Task instructions >>
Every line in the records below with the string "Trojan" needs to be copied out.

Data shown >>
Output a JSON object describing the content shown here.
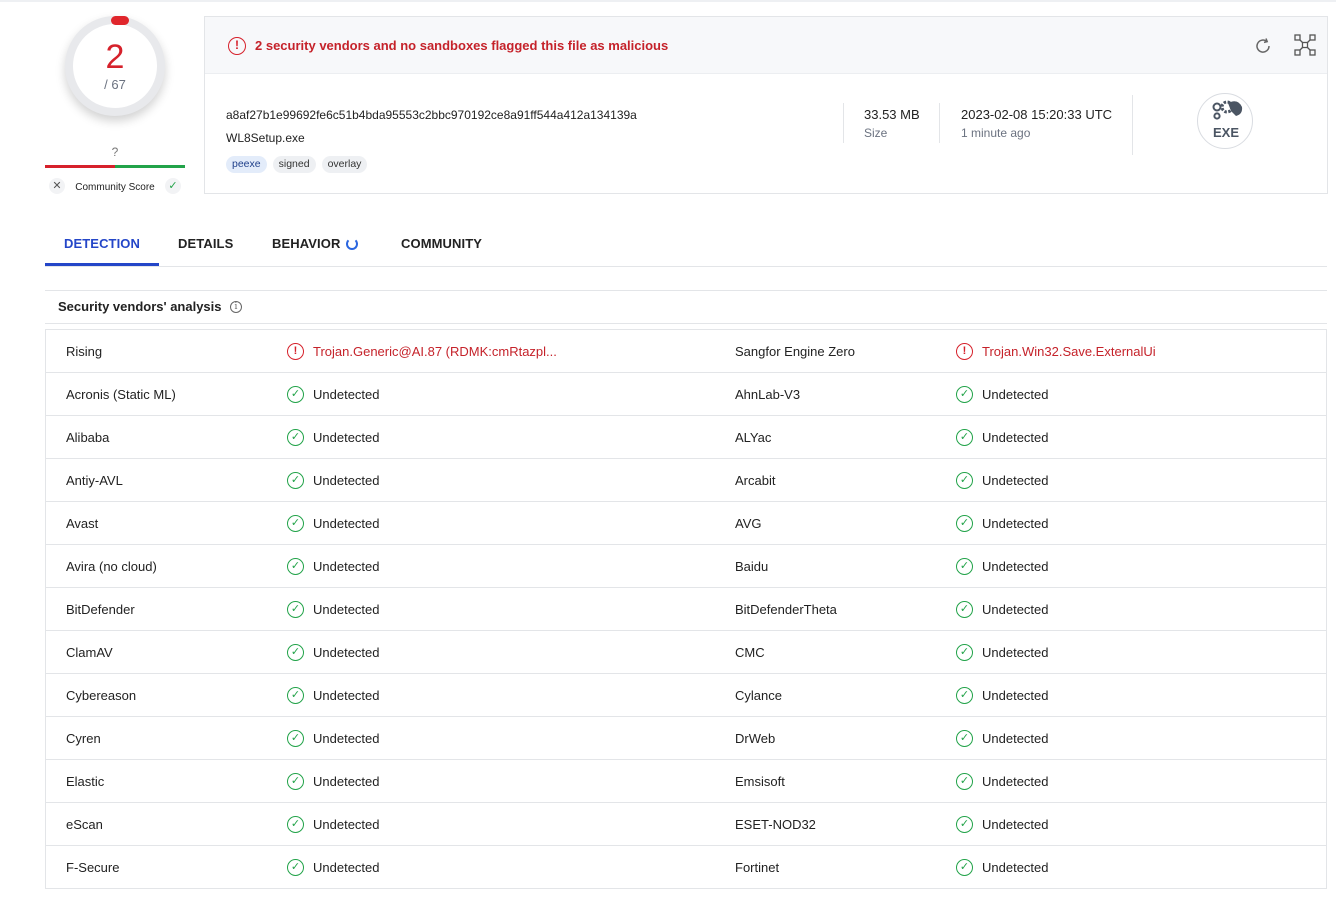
{
  "score": {
    "detections": "2",
    "total": "/ 67"
  },
  "community": {
    "unknown": "?",
    "label": "Community Score",
    "reject_icon": "✕",
    "accept_icon": "✓"
  },
  "alert": {
    "icon": "!",
    "text": "2 security vendors and no sandboxes flagged this file as malicious"
  },
  "file": {
    "hash": "a8af27b1e99692fe6c51b4bda95553c2bbc970192ce8a91ff544a412a134139a",
    "name": "WL8Setup.exe",
    "tags": [
      "peexe",
      "signed",
      "overlay"
    ],
    "size_value": "33.53 MB",
    "size_label": "Size",
    "date_value": "2023-02-08 15:20:33 UTC",
    "date_label": "1 minute ago",
    "type_badge": "EXE"
  },
  "tabs": [
    "DETECTION",
    "DETAILS",
    "BEHAVIOR",
    "COMMUNITY"
  ],
  "section": {
    "title": "Security vendors' analysis",
    "info_icon": "i"
  },
  "vendors": [
    {
      "left": {
        "name": "Rising",
        "result": "Trojan.Generic@AI.87 (RDMK:cmRtazpl...",
        "status": "bad"
      },
      "right": {
        "name": "Sangfor Engine Zero",
        "result": "Trojan.Win32.Save.ExternalUi",
        "status": "bad"
      }
    },
    {
      "left": {
        "name": "Acronis (Static ML)",
        "result": "Undetected",
        "status": "ok"
      },
      "right": {
        "name": "AhnLab-V3",
        "result": "Undetected",
        "status": "ok"
      }
    },
    {
      "left": {
        "name": "Alibaba",
        "result": "Undetected",
        "status": "ok"
      },
      "right": {
        "name": "ALYac",
        "result": "Undetected",
        "status": "ok"
      }
    },
    {
      "left": {
        "name": "Antiy-AVL",
        "result": "Undetected",
        "status": "ok"
      },
      "right": {
        "name": "Arcabit",
        "result": "Undetected",
        "status": "ok"
      }
    },
    {
      "left": {
        "name": "Avast",
        "result": "Undetected",
        "status": "ok"
      },
      "right": {
        "name": "AVG",
        "result": "Undetected",
        "status": "ok"
      }
    },
    {
      "left": {
        "name": "Avira (no cloud)",
        "result": "Undetected",
        "status": "ok"
      },
      "right": {
        "name": "Baidu",
        "result": "Undetected",
        "status": "ok"
      }
    },
    {
      "left": {
        "name": "BitDefender",
        "result": "Undetected",
        "status": "ok"
      },
      "right": {
        "name": "BitDefenderTheta",
        "result": "Undetected",
        "status": "ok"
      }
    },
    {
      "left": {
        "name": "ClamAV",
        "result": "Undetected",
        "status": "ok"
      },
      "right": {
        "name": "CMC",
        "result": "Undetected",
        "status": "ok"
      }
    },
    {
      "left": {
        "name": "Cybereason",
        "result": "Undetected",
        "status": "ok"
      },
      "right": {
        "name": "Cylance",
        "result": "Undetected",
        "status": "ok"
      }
    },
    {
      "left": {
        "name": "Cyren",
        "result": "Undetected",
        "status": "ok"
      },
      "right": {
        "name": "DrWeb",
        "result": "Undetected",
        "status": "ok"
      }
    },
    {
      "left": {
        "name": "Elastic",
        "result": "Undetected",
        "status": "ok"
      },
      "right": {
        "name": "Emsisoft",
        "result": "Undetected",
        "status": "ok"
      }
    },
    {
      "left": {
        "name": "eScan",
        "result": "Undetected",
        "status": "ok"
      },
      "right": {
        "name": "ESET-NOD32",
        "result": "Undetected",
        "status": "ok"
      }
    },
    {
      "left": {
        "name": "F-Secure",
        "result": "Undetected",
        "status": "ok"
      },
      "right": {
        "name": "Fortinet",
        "result": "Undetected",
        "status": "ok"
      }
    }
  ],
  "status_icons": {
    "ok": "✓",
    "bad": "!"
  },
  "colors": {
    "accent": "#2446c8",
    "danger": "#d6212b",
    "success": "#22a349"
  }
}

Solution below >>
        "result": "Trojan.Generic@AI.87 (RDMK:cmRtazpl...",
        "result": "Trojan.Win32.Save.ExternalUi",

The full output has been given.